» **What the task asks**
In the data below, which lines hold "složka"? Copy every one.

» **Source material**
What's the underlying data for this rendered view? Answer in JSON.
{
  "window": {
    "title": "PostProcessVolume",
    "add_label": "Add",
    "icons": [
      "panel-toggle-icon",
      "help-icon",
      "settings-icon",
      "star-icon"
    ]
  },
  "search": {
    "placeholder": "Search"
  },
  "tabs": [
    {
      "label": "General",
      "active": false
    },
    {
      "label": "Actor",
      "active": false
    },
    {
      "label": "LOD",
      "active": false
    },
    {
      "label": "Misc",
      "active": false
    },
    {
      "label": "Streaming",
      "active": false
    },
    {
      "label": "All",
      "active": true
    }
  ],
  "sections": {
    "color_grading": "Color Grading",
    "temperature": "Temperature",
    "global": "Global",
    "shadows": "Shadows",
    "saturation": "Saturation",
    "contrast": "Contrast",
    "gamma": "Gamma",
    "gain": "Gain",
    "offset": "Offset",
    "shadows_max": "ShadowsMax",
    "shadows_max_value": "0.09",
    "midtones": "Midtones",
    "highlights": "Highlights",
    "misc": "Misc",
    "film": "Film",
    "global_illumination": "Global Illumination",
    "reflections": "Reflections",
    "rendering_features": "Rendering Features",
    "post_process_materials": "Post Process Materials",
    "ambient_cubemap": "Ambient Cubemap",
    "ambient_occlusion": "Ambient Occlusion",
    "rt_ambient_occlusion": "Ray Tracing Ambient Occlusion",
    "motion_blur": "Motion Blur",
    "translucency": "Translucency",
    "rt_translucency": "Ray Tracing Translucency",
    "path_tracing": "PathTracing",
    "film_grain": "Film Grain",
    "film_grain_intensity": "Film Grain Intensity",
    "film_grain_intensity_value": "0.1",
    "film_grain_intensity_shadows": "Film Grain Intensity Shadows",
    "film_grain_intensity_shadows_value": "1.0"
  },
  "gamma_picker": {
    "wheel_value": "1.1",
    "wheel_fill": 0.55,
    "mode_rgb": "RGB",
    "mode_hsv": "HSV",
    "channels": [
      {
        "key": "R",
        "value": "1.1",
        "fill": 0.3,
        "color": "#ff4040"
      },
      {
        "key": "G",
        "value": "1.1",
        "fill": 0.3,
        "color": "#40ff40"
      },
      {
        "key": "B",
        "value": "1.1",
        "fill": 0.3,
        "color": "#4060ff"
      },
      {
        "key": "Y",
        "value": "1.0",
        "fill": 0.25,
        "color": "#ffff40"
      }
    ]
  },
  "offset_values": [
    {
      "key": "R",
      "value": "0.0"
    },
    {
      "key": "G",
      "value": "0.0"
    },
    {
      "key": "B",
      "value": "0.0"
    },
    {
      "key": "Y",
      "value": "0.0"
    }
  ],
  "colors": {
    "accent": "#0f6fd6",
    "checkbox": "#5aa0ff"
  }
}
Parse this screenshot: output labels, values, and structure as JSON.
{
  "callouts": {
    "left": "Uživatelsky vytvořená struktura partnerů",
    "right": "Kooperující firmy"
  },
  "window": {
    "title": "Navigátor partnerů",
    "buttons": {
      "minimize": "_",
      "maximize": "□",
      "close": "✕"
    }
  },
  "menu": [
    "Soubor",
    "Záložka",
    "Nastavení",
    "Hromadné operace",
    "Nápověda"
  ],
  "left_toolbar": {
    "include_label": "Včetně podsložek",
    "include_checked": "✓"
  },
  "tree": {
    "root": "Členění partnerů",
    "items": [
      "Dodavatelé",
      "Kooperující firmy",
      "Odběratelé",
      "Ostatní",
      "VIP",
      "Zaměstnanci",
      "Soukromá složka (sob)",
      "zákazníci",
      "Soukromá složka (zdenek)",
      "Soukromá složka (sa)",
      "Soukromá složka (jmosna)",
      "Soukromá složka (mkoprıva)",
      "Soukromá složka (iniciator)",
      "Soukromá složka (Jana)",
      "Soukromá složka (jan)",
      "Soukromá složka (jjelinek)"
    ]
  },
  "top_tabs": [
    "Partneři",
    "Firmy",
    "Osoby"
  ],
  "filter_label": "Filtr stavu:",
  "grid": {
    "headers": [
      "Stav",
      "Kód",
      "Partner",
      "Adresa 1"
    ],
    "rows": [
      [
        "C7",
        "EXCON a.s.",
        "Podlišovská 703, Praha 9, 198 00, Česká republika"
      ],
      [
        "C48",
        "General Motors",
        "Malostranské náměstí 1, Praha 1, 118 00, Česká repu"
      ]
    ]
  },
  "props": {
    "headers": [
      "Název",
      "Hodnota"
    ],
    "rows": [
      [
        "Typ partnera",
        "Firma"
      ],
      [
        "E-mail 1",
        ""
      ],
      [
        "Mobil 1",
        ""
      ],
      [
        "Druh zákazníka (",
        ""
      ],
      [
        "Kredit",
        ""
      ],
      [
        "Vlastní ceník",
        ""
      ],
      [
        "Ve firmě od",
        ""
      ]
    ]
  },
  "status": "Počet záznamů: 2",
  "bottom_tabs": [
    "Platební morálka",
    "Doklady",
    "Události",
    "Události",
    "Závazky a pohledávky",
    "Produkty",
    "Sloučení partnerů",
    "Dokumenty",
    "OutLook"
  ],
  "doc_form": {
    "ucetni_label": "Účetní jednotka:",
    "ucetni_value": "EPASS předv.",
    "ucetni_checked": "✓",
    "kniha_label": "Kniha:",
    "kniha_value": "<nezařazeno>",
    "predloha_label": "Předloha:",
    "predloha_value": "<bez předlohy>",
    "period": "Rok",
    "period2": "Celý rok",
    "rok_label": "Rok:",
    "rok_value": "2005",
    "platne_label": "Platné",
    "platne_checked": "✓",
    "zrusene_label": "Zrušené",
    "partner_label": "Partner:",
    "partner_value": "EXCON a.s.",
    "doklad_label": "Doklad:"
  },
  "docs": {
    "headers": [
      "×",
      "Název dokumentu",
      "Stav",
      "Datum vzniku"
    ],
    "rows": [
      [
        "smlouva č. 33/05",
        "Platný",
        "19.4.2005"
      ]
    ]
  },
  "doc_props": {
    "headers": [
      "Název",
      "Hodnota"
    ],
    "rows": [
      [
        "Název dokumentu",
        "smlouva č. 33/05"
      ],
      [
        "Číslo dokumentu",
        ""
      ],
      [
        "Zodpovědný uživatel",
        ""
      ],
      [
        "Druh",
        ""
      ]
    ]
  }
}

» **Solution to the exercise**
      "Soukromá složka (sob)",
      "Soukromá složka (zdenek)",
      "Soukromá složka (sa)",
      "Soukromá složka (jmosna)",
      "Soukromá složka (mkoprıva)",
      "Soukromá složka (iniciator)",
      "Soukromá složka (Jana)",
      "Soukromá složka (jan)",
      "Soukromá složka (jjelinek)"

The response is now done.